Always use a black pen (never a pencil) and do not use correction fluid or any other eraser.
Do not remove clothing for the purpose of the examination unless the injury site is freely available because of treatment.
*At no time should an individual teacher/member of staff or school take photographic evidence of any injuries or marks to a child’s person, the body map below should be used. Any concerns should be reported and recorded without delay to Customer Service Centre or the child’s social worker if already an open case to social care.
When you notice an injury to a child, try to record the following information in respect of each mark identified e.g., red areas, swelling, bruising, cuts, lacerations and wounds, scalds, and burns:
- Exact site of injury on the body, e.g., upper outer arm/left cheek.

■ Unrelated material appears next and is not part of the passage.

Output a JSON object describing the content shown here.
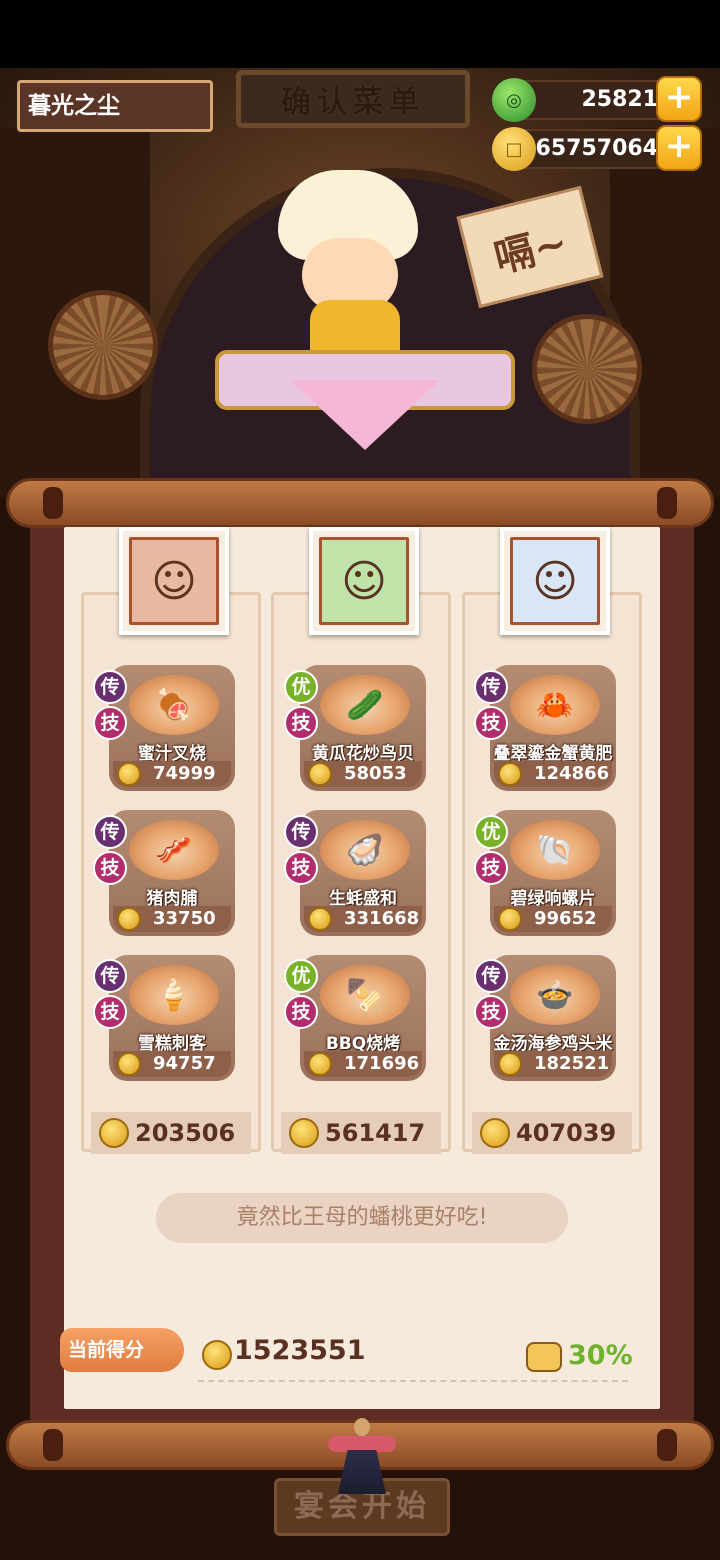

- Size of injury – in appropriate centimetres or inches.
- Approximate shape of injury, e.g., round/square or straight line.
- Colour of injury – if more than one colour, say so.

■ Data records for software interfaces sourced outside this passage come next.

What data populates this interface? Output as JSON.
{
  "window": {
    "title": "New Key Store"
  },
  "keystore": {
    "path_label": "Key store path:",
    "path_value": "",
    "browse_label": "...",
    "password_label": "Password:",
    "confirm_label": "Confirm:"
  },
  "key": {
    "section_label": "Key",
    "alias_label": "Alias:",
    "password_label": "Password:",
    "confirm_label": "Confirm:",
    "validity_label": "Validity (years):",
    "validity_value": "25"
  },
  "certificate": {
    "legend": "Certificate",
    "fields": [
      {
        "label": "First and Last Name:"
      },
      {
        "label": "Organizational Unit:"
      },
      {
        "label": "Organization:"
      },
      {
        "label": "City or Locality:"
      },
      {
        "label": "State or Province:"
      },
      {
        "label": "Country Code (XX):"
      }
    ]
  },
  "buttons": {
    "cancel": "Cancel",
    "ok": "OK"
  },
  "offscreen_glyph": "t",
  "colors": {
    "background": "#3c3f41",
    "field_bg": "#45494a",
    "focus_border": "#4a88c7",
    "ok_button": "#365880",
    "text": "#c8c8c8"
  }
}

- Is the skin broken?
- Is there any swelling at the site of the injury, or elsewhere?
- Is there a scab/any blistering/any bleeding?
- Is the injury clean or is there grit/fluff etc.?

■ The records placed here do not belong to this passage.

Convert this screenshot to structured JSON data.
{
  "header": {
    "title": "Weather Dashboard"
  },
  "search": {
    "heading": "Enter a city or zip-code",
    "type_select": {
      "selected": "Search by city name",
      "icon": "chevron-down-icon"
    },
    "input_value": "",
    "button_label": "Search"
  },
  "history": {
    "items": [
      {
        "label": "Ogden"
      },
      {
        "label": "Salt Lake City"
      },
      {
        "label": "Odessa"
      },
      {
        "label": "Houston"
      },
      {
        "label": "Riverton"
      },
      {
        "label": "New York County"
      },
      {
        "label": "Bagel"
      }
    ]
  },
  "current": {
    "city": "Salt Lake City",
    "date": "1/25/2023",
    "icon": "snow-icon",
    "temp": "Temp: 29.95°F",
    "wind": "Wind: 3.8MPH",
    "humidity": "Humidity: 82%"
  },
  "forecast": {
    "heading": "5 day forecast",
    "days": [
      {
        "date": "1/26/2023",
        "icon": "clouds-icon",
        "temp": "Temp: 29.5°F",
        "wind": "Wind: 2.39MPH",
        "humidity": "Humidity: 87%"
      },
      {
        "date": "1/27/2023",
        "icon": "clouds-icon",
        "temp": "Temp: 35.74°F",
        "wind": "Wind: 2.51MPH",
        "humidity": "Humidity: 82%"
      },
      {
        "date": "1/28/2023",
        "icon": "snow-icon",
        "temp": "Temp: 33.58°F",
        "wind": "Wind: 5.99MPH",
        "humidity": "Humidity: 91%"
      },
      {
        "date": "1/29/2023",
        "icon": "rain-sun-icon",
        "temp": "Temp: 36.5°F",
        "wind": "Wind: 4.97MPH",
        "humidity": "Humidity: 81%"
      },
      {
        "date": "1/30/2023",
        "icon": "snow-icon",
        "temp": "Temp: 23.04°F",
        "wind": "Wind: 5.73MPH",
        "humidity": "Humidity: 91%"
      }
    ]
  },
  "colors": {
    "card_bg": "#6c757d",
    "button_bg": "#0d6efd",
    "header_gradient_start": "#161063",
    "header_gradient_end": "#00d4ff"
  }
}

- Is mobility restricted as a result of the injury?
- Does the site of the injury feel hot?
- Does the child feel hot?
- Does the child feel pain?
- Has the child’s body shape changed/are they holding themselves differently?
Importantly the date and time of the recording must be stated as well as the name and designation of the person making the record. Add any further comments as required.
Ensure First Aid is provided where required and then recorded appropriately.
A copy of the body map should be kept on the child’s concern/confidential file.
Safeguarding is everyone’s responsibility
Customer Service Centre for referrals and advice Tel: 01522 782111
Appendix 4: Guidance
- Lincolnshire Safeguarding Children Partnership Multi-Agency Procedures
- Working Together to Safeguard Children & Young People 2018
- Keeping Children Safe in Education 2022
- Information Sharing Document 201
- What to do if you’re worried a child is being abused 2015
- Children Act 1989 and Children Act 2004
- Education Act 2002
- Teaching Standards
- Guidance for Safer Working Practice for those Adults who work with Children and Young People
- The Domestic Abuse Act (2021)
- Behaviour in Schools: advice for Headteachers and school staff (2022)
- The Equality Act 2010: Advice for Schools
Elective Home Education (EHE) firstname.lastname@example.org
Children Missing Education (CME) email@example.com
- Prevent Lead, Lincolnshire County Council, firstname.lastname@example.org
- PREVENT Officer, East Midlands Special Operations Unit – Special Branch, 01522 558304, CTP-EM-Prevent@lincs.pnn.police.uk
Online Safety incidents
Early Help Team
LCC and LSCP Online, virtual and face to face Safeguarding Training courses including Safer Recruitment training: LSCP Training
Safeguarding Governor Training email@example.com
Face to face Prevent Awareness training is available through the Stay Safe Partnership webpage
Staff can also undertake Prevent Awareness e-learning through:
Advice on any aspect of Child Protection and Safeguarding may be sought from the Safeguarding Team;
|Designated Safeguarding Lead (DSL)
|Deputy Designated Safeguarding Lead(s)
|Alice Cowles (nee Beveridge)|
Our local contact numbers are:
Safeguarding of children concerns (Children living in Lincolnshire)
Lincolnshire’s Children’s Services Customer Service Centre for reporting concerns and Early Help Team for Advice
Emergency Duty Team
01522 782333 (6pm-8am + weekends and Bank Holidays)
Safeguarding of children concerns (Children living in other Authorities)
0300 500 80 80 (if you are a member of the public) or 0300 500 80 90 (if you are a professional).
North East Lincs
01472 326292 (option 2)
Allegations against /concerns about adult(s) working with children
Staff must report concerns to the Head teacher or in the event of concerns about the Head teacher concerns must be reported to the Chair of Governors.
|Lincolnshire Local Authority Designated Officers (LADO)
Rachael Powis, Kim Murray, Ildiko Kiss & Fiona Watters
01522 554674 LSCP_LADO@lincolnshire.gov.uk
The Head/Chair must contact LADO to discuss concerns & course of action.
LCC Safeguarding in Schools for advice around safeguarding policy, audits, training etc.